We should use China people to produce infrastructure technologies for poor countries not produce iPhone for wealthy Europe and American guys.

Featured Videos

Your JavaScript is turned off or you have an old version of Adobe's Flash Player. Get the latest Flash player.
Putin: Russian Economy to Rebound in 2 Yearsi
X
December 18, 2014 5:13 PM
Russian President Vladimir Putin held his annual end-of-the-year news conference Thursday, tackling questions on the Russian economy, the crisis in Ukraine and Russian relations with the west. VOA's Jeff Custer reports.
Video

Video Putin: Russian Economy to Rebound in 2 Years

Russian President Vladimir Putin held his annual end-of-the-year news conference Thursday, tackling questions on the Russian economy, the crisis in Ukraine and Russian relations with the west. VOA's Jeff Custer reports.
Video

Video Nigerians Fleeing Boko Haram Languish in Camp Near Capital

In its five-year effort to impose Islamic law in northeastern Nigeria, the Boko Haram extremist group has killed thousands of people and forced hundreds of thousands to flee. Some of those who ran for their lives now live in squalor on the edges of the capital, Abuja. Chris Stein reports for VOA.
Video

Video Detained Turkish Journalists Follow Teachings of US-Based Preacher

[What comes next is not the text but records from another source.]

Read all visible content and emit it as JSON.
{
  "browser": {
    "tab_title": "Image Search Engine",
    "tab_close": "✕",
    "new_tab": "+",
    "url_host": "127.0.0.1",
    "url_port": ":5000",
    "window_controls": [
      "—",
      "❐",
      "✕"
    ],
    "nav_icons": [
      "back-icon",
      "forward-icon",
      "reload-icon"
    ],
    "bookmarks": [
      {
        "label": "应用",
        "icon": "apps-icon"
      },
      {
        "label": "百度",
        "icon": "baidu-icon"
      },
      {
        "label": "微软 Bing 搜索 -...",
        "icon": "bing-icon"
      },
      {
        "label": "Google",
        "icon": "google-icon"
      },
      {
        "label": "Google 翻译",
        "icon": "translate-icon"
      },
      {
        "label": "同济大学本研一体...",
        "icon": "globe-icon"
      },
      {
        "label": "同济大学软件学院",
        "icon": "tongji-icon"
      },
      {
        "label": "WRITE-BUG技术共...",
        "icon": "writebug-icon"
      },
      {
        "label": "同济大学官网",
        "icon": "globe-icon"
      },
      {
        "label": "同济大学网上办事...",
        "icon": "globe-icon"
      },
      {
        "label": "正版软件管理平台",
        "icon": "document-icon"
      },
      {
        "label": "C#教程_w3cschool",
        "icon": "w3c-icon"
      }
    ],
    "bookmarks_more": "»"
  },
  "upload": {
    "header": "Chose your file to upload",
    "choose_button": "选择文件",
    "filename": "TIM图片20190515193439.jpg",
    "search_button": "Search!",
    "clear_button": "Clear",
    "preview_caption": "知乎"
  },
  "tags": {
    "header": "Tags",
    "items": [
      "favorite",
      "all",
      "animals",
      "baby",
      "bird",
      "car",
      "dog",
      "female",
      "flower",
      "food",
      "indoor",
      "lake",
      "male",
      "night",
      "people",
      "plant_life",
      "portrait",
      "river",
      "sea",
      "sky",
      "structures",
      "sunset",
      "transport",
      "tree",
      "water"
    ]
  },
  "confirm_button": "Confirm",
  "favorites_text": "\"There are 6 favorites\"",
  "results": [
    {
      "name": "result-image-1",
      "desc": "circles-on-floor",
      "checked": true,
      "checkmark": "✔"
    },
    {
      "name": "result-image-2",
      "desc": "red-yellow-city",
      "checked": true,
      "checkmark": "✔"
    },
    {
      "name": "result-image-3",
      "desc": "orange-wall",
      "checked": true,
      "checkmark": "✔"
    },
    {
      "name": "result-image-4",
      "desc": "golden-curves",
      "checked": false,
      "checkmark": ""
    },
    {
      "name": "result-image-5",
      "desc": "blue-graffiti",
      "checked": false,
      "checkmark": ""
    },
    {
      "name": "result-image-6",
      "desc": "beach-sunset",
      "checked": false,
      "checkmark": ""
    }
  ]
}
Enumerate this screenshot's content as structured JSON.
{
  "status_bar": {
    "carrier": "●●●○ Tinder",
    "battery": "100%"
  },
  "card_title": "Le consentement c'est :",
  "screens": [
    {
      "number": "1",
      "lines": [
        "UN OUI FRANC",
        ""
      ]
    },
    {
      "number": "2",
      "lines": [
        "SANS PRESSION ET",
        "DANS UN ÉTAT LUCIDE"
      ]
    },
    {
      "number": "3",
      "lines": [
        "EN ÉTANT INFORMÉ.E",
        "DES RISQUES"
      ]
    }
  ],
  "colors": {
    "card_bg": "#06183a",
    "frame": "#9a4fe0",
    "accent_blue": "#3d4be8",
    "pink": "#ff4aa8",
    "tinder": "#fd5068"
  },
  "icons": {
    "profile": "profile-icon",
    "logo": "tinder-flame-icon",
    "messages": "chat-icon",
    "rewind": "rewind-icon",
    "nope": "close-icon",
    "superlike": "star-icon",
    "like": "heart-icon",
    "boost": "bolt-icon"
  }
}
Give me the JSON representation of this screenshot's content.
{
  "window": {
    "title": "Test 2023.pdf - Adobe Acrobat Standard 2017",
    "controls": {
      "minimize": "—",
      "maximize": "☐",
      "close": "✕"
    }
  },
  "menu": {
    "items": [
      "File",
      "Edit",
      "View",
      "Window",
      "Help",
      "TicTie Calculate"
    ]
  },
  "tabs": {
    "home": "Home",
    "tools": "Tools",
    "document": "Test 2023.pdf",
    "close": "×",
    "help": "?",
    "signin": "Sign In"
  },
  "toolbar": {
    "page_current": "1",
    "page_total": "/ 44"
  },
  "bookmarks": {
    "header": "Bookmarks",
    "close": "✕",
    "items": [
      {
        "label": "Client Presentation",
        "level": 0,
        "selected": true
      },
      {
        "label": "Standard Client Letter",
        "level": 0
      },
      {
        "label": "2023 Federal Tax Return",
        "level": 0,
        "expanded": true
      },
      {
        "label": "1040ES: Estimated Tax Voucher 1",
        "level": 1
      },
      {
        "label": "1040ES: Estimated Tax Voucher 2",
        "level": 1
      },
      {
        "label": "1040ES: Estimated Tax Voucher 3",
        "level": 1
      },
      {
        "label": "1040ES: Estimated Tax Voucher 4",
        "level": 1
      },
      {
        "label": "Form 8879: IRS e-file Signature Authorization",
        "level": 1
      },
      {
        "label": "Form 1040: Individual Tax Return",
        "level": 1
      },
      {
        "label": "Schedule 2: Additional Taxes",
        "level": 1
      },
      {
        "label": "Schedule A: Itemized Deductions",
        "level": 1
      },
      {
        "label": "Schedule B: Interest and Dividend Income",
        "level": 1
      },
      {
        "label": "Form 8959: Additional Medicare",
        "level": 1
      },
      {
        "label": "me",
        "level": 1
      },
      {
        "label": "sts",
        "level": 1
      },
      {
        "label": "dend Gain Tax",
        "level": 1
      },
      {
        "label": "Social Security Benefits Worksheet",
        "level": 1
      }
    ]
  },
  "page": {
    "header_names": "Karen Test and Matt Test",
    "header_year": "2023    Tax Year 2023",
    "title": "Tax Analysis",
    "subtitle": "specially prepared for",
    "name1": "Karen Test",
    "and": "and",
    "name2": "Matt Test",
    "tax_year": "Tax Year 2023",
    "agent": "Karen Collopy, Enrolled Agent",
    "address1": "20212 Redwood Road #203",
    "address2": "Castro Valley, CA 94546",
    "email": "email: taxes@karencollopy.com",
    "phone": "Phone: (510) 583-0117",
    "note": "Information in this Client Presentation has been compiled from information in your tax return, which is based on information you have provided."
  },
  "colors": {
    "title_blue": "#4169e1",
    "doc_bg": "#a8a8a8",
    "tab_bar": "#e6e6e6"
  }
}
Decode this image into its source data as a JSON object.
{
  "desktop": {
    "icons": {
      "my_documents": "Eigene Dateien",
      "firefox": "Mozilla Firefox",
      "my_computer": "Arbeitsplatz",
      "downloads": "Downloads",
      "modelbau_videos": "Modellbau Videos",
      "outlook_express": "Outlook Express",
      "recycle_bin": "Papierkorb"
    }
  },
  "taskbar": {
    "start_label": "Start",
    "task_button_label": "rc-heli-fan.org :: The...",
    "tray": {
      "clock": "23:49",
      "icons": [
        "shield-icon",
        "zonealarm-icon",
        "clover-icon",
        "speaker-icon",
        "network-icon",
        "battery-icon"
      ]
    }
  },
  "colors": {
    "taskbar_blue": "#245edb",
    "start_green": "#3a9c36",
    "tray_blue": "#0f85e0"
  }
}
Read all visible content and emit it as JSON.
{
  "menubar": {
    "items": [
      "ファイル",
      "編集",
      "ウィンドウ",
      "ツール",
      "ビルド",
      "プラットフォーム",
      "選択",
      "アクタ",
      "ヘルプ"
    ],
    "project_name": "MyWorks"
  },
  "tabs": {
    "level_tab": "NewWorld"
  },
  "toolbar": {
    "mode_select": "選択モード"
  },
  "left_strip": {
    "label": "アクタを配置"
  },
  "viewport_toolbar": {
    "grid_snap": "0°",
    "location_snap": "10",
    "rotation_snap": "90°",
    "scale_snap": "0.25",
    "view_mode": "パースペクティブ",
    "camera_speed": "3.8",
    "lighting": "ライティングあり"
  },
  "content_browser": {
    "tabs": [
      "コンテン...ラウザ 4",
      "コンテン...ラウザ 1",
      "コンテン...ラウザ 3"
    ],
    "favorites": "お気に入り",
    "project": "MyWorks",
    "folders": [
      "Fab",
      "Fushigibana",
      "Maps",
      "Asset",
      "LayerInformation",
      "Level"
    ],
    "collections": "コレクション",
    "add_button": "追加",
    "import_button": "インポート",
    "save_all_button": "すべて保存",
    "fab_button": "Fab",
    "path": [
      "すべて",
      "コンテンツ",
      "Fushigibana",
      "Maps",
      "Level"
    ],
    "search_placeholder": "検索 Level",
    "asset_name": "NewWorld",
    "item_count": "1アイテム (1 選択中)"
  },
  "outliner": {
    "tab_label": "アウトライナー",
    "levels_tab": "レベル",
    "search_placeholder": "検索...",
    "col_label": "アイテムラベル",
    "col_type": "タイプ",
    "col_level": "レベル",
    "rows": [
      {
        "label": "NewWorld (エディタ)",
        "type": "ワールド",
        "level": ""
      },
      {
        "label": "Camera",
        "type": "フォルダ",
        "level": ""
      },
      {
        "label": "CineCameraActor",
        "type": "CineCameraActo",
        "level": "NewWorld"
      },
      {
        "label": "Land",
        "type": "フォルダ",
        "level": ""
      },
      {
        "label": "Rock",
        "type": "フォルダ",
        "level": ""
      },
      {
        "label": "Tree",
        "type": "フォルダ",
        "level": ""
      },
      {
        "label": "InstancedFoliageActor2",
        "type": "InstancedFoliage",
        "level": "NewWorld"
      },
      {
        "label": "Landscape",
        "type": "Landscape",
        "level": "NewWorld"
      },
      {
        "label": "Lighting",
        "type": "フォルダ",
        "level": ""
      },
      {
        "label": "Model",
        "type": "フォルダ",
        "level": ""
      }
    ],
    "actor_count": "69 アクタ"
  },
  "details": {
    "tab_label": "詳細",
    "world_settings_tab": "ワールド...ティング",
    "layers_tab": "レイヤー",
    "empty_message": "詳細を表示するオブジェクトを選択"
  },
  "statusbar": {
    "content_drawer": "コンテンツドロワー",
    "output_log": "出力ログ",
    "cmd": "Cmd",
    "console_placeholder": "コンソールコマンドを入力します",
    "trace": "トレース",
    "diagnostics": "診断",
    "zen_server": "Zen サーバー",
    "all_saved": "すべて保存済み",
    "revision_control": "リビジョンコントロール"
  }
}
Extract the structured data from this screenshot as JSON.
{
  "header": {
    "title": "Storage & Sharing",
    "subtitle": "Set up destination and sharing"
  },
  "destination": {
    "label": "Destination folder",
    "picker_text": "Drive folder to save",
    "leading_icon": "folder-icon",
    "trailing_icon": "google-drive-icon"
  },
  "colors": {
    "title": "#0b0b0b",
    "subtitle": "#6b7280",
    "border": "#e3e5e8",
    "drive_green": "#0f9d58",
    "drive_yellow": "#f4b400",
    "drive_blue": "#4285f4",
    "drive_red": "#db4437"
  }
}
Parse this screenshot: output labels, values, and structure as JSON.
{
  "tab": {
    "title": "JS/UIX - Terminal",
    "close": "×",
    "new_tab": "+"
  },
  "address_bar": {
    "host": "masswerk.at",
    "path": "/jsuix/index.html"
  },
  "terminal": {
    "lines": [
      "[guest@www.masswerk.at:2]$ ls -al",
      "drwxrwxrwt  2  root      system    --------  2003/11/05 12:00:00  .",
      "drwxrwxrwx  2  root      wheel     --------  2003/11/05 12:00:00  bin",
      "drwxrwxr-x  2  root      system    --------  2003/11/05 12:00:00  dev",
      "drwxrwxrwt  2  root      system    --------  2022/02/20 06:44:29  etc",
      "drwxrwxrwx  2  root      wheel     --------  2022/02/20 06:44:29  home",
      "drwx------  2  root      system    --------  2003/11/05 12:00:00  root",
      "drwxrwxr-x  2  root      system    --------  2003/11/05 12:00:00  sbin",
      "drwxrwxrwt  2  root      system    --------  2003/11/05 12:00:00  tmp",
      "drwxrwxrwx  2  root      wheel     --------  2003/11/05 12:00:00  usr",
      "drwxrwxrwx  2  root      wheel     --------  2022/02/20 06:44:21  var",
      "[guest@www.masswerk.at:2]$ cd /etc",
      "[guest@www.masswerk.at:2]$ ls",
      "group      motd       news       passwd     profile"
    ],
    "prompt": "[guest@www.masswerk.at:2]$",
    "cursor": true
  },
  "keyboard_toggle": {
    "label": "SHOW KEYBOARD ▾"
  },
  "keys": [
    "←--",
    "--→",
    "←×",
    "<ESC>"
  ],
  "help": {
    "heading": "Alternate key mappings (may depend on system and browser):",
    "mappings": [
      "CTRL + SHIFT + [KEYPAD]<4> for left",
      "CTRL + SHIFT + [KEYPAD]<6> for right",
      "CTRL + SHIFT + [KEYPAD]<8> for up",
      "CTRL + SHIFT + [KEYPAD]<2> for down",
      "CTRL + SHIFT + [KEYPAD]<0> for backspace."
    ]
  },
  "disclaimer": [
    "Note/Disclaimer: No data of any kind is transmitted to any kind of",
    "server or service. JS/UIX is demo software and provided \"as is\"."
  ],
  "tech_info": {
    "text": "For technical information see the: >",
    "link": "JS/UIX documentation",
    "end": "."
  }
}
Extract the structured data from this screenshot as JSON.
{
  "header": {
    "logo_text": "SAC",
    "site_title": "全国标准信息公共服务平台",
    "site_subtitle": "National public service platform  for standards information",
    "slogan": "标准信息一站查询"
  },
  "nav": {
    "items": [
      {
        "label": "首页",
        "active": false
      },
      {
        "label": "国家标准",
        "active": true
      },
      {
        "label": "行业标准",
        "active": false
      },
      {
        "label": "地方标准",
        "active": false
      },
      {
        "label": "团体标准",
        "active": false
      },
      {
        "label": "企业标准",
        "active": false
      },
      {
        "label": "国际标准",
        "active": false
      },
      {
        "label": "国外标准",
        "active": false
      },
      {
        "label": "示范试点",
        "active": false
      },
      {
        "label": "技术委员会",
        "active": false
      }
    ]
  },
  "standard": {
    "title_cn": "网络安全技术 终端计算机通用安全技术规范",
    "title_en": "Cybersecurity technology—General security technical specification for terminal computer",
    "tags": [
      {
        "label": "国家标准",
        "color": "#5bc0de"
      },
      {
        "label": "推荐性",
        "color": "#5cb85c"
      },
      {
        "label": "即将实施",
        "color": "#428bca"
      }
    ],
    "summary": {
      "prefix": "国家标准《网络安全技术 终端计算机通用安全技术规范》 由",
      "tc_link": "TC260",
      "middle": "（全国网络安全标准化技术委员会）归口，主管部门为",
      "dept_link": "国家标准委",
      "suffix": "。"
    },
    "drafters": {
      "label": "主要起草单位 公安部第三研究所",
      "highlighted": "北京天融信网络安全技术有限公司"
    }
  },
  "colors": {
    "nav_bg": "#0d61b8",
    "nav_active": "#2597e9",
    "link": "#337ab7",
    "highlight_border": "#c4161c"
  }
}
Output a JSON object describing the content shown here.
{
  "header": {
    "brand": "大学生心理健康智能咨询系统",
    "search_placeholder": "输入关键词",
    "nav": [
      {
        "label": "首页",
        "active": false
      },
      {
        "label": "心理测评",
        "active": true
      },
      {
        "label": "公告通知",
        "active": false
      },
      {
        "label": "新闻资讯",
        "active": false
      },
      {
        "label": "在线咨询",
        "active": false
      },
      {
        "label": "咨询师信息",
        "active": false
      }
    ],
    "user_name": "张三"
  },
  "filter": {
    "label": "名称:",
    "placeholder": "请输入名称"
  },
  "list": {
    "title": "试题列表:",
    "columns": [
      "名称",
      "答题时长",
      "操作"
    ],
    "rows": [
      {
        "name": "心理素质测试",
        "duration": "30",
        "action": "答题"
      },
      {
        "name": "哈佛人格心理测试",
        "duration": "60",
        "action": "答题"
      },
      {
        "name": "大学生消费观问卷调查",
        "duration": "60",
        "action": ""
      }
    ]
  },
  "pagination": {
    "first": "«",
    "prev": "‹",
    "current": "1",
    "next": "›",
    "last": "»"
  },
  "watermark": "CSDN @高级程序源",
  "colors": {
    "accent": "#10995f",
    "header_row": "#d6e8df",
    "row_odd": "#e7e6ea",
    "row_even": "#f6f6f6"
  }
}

The Turkish government’s jailing of critical journalists has sparked international condemnation and is being seen as an effort to undermine the followers of an ailing Turkish preacher based in the United States. VOA religion reporter Jerome Socolovsky has more.
Video

Video Will Pakistan School Shooting Galvanize Pakistan Against Extremism?

The attack on a military school in Pakistan’s northwest city of Peshawar left 141 dead, including 132 children. Strong statements of condemnation poured in from across the world. The country announced three days of mourning, and the leadership, both political and military, promised retribution. VOA's Ayesha Tanzeem looks at how likely the Pakistani government is to clamp down on all extremist groups.
Video

Video ‘Anti-Islamization’ Marches Increase Tensions In Germany

Anti-immigrant rallies in Germany have been building in recent weeks, peaking Monday night in the city of Dresden where tens of thousands of people turned out to demonstrate against what they call the ‘Islamization’ of the West. Germany has offered asylum to more Syrian refugees than any other country, and this appears to have set off the protests. Henry Ridgwell reports from London.
Video

Video Aceh Rebuilt Decade After Tsunami, But Scars Remain

On December 26, 2004 there was an earthquake in the Indian Ocean so powerful it caused the Earth’s axis to wobble a few centimeters. Onshore on the island of Sumatra, the resulting tsunami was devastating. A decade later, VOA Correspondent Steve Herman reports from Banda Aceh, Indonesia, where although there is little remaining evidence of the physical devastation, the psychological scars among survivors remain.
Video

Video Refugees Living in Kenya Long for Peace in the Home Countries

Kenya is host to numerous refugees seeking safe haven from conflict. Immigrants from Somalia face challenges in their new lives in Kenya. Ahead of International Migrants Day (December 18) Lenny Ruvaga has more for VOA News from the Kenyan capital.
Video

Video Turkey's Authoritarianism Dismays Western Allies

The Turkish government has been defiant in the face of criticism at home and abroad for its raids targeting opposition media. The European Union on Monday expressed dismay after President Recep Tayyip Erdogan lashed out at Brussels for criticizing his government's action. Turkey's bid to be considered for EU membership has been on hold while critics accuse the NATO ally of increasingly authoritarian rule. Zlatica Hoke reports.

All About America

AppleAndroid